What is the best way to offer your website in different languages? Does WordPress support this? And how would I actually go about it?

Reasons for a multilingual website

Many of our clients want to offer their content not only in their native language but in other languages as well. The companies often have clients in other countries already and want to expand, or they feel that they cannot reach enough people if they confine themselves to one language. Some are located in countries that are multilingual, like Switzerland, Canada or Luxemburg, and they want to cater to all of the languages spoken in their home country.

This does not apply quite as often to companies located in English speaking countries, but here in Germany it is rather normal to offer at least an English version of your website. The only exception being many local businesses who don’t need to reach out quite as far.
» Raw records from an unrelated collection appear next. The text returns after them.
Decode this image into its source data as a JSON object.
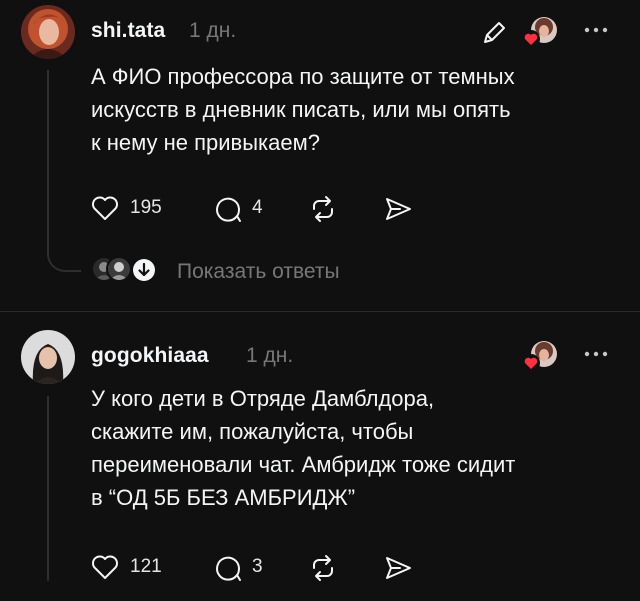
{
  "posts": [
    {
      "username": "shi.tata",
      "time": "1 дн.",
      "text_lines": [
        "А ФИО профессора по защите от темных",
        "искусств в дневник писать, или мы опять",
        "к нему не привыкаем?"
      ],
      "likes": "195",
      "comments": "4",
      "show_replies": "Показать ответы",
      "icons": {
        "avatar": "avatar-red-hair",
        "edit": "pencil-icon",
        "like": "heart-icon",
        "comment": "comment-icon",
        "repost": "repost-icon",
        "share": "send-icon",
        "more": "more-icon"
      }
    },
    {
      "username": "gogokhiaaa",
      "time": "1 дн.",
      "text_lines": [
        "У кого дети в Отряде Дамблдора,",
        "скажите им, пожалуйста, чтобы",
        "переименовали чат. Амбридж тоже сидит",
        "в “ОД 5Б БЕЗ АМБРИДЖ”"
      ],
      "likes": "121",
      "comments": "3",
      "icons": {
        "avatar": "avatar-dark-hair",
        "like": "heart-icon",
        "comment": "comment-icon",
        "repost": "repost-icon",
        "share": "send-icon",
        "more": "more-icon"
      }
    }
  ],
  "colors": {
    "background": "#101010",
    "primary_text": "#f3f5f7",
    "secondary_text": "#777777",
    "like_heart": "#ff3040",
    "divider": "#2c2c2c"
  }
}
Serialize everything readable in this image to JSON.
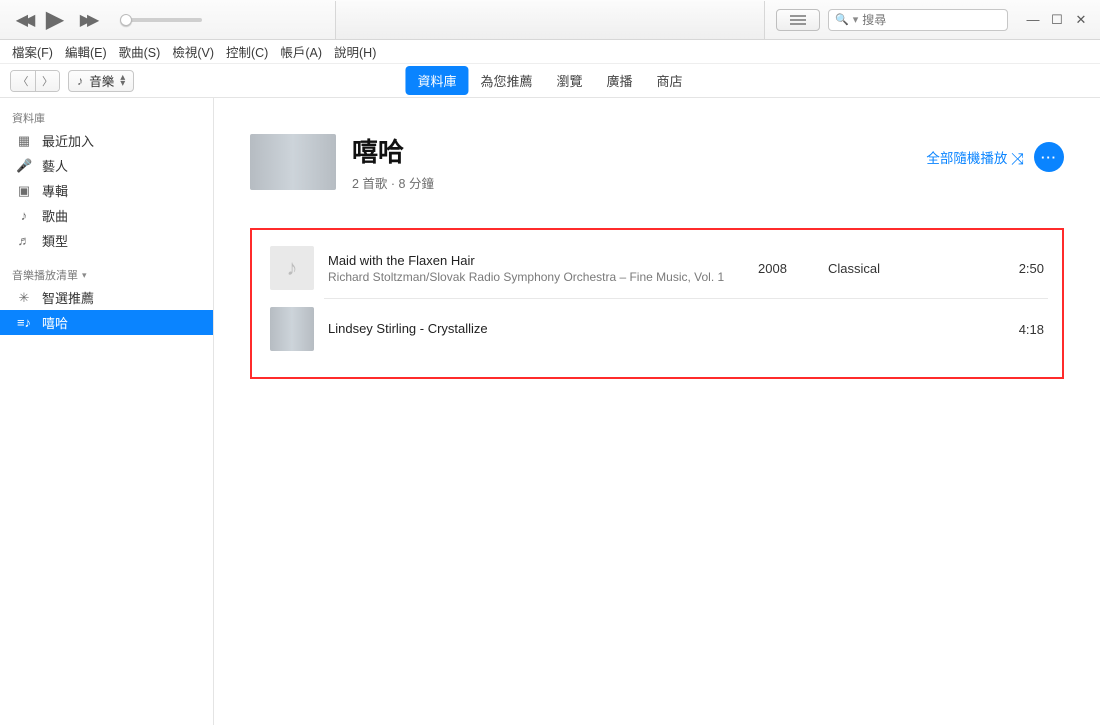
{
  "search": {
    "placeholder": "搜尋"
  },
  "menus": [
    "檔案(F)",
    "編輯(E)",
    "歌曲(S)",
    "檢視(V)",
    "控制(C)",
    "帳戶(A)",
    "說明(H)"
  ],
  "library_picker": "音樂",
  "center_tabs": [
    "資料庫",
    "為您推薦",
    "瀏覽",
    "廣播",
    "商店"
  ],
  "center_tab_active": 0,
  "sidebar": {
    "section_library": "資料庫",
    "items_library": [
      "最近加入",
      "藝人",
      "專輯",
      "歌曲",
      "類型"
    ],
    "section_playlists": "音樂播放清單",
    "items_playlists": [
      "智選推薦",
      "嘻哈"
    ],
    "selected_playlist_index": 1
  },
  "playlist": {
    "title": "嘻哈",
    "subtitle": "2 首歌 · 8 分鐘",
    "shuffle_label": "全部隨機播放"
  },
  "tracks": [
    {
      "title": "Maid with the Flaxen Hair",
      "subtitle": "Richard Stoltzman/Slovak Radio Symphony Orchestra – Fine Music, Vol. 1",
      "year": "2008",
      "genre": "Classical",
      "duration": "2:50",
      "thumb": "note"
    },
    {
      "title": "Lindsey Stirling - Crystallize",
      "subtitle": "",
      "year": "",
      "genre": "",
      "duration": "4:18",
      "thumb": "video"
    }
  ]
}
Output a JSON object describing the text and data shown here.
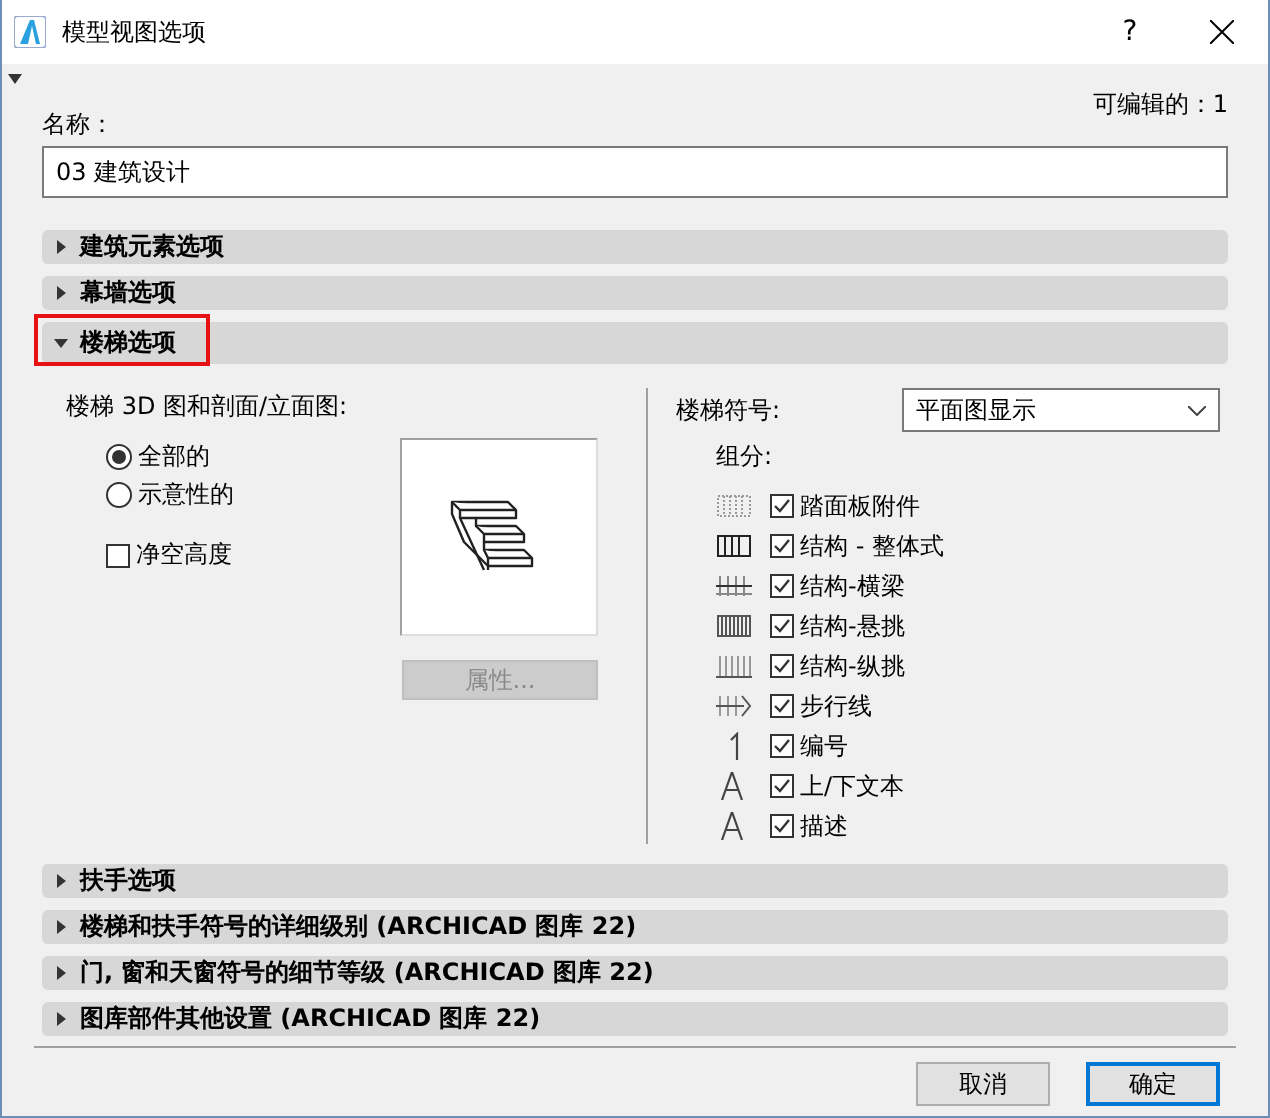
{
  "window": {
    "title": "模型视图选项",
    "help": "?"
  },
  "editable": {
    "label": "可编辑的：",
    "value": "1"
  },
  "name_field": {
    "label": "名称：",
    "value": "03 建筑设计"
  },
  "sections_top": [
    {
      "label": "建筑元素选项",
      "expanded": false,
      "highlighted": false
    },
    {
      "label": "幕墙选项",
      "expanded": false,
      "highlighted": false
    },
    {
      "label": "楼梯选项",
      "expanded": true,
      "highlighted": true
    }
  ],
  "stair_3d": {
    "label": "楼梯 3D 图和剖面/立面图:",
    "options": [
      {
        "label": "全部的",
        "selected": true
      },
      {
        "label": "示意性的",
        "selected": false
      }
    ],
    "clear_height": {
      "label": "净空高度",
      "checked": false
    },
    "properties_button": {
      "label": "属性...",
      "disabled": true
    }
  },
  "stair_symbol": {
    "label": "楼梯符号:",
    "value": "平面图显示",
    "components_label": "组分:",
    "components": [
      {
        "kind": "grid",
        "label": "踏面板附件",
        "checked": true
      },
      {
        "kind": "bars",
        "label": "结构 - 整体式",
        "checked": true
      },
      {
        "kind": "crossbar",
        "label": "结构-横梁",
        "checked": true
      },
      {
        "kind": "dense",
        "label": "结构-悬挑",
        "checked": true
      },
      {
        "kind": "underline",
        "label": "结构-纵挑",
        "checked": true
      },
      {
        "kind": "arrow",
        "label": "步行线",
        "checked": true
      },
      {
        "kind": "number",
        "label": "编号",
        "checked": true
      },
      {
        "kind": "letter",
        "label": "上/下文本",
        "checked": true
      },
      {
        "kind": "letter",
        "label": "描述",
        "checked": true
      }
    ]
  },
  "sections_bottom": [
    {
      "label": "扶手选项",
      "expanded": false
    },
    {
      "label": "楼梯和扶手符号的详细级别 (ARCHICAD 图库 22)",
      "expanded": false
    },
    {
      "label": "门, 窗和天窗符号的细节等级 (ARCHICAD 图库 22)",
      "expanded": false
    },
    {
      "label": "图库部件其他设置 (ARCHICAD 图库 22)",
      "expanded": false
    }
  ],
  "buttons": [
    {
      "label": "取消",
      "default": false
    },
    {
      "label": "确定",
      "default": true
    }
  ]
}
But I feel they cater more and more to expats as well.

What is the best way to build a multilingual website with WordPress?

Well, in short: Their is no best way. This really depends on your website:

  • What kind of content do you offer?
    • Do you write a blog in different languages?
    • Or do you basically provide information about your business, that is more “static” content?
  • How many languages are you planning to offer?
  • Will all languages get the same amount of new content?
    That is, you might offer a website with a blog in your main language but only your business information in other languages.
  • Does your website have complex functionality, e.g. a shop?

Which options do we have?

There are two basic concepts in order to implement multilingualism:

  • Using a plugin that allows for your to create different language versions of your content within one website.
  • Using a WordPress Multisite install, that is creating a website for each of your language versions, and using a plugin to take care of the connection between the different versions.

Various language versions within the same website

There are a couple of free and premium plugins that allow you to create different language versions of your website within your single website.

The best known free plugin (with the option of adding functionality by buying the premium version) probably is Polylang, the best known plugin, that’s only available as a premium version probably is WPML.

You basically get the option to add additional languages to your WordPress install and now need to decide for each piece of content in which language you want to provide it. You are also able to interconnect the different language versions of an article. This allows for your readers to start in one language and switch languages for every individual piece of content they are reading.

So if you had 10 pages for your single language version of your website you will end up with 20 for 2 languages and so on. Same for posts and other types of content, e.g. products in a store.

This probably gives you an idea what the problem is with that kind of solution: If you are an avid writer you will pretty soon have a lot of posts that need keeping track of.

But there is another option as well:

Keeping your language versions strictly separated within a WordPress multisite install

WordPress can be turned into a so-called multisite install. And it is what it sounds like: It’s possible to organize multiple websites within one WordPress install. This way each language version gets its own website and the content stays strictly separated.

The premium plugin MultilingualPress uses this option to organize your different language versions and interconnect all of your content. It keeps things nice and tidy, and you won’t have problems with getting the correct translations at certain points, e.g. with contact forms or the check-out in your shop.

The drawback: Managing a WordPress multisite install is a bit more complex than managing a single site. There are some more error sources added to the mix and not all plugins like to be installed within a WordPress multisite.

It also is a rather pricy solution right now: It comes with a price tag of 199 $/year for one website*. Additionally, you might need more expensive versions of other premium plugins you might want to use, because multisite support often does not belong to the standard features of many plugins.

*There has been a rumor that there might be a smaller version as a free plugin within the WordPress plugin repository, but I haven’t heard more about it so far.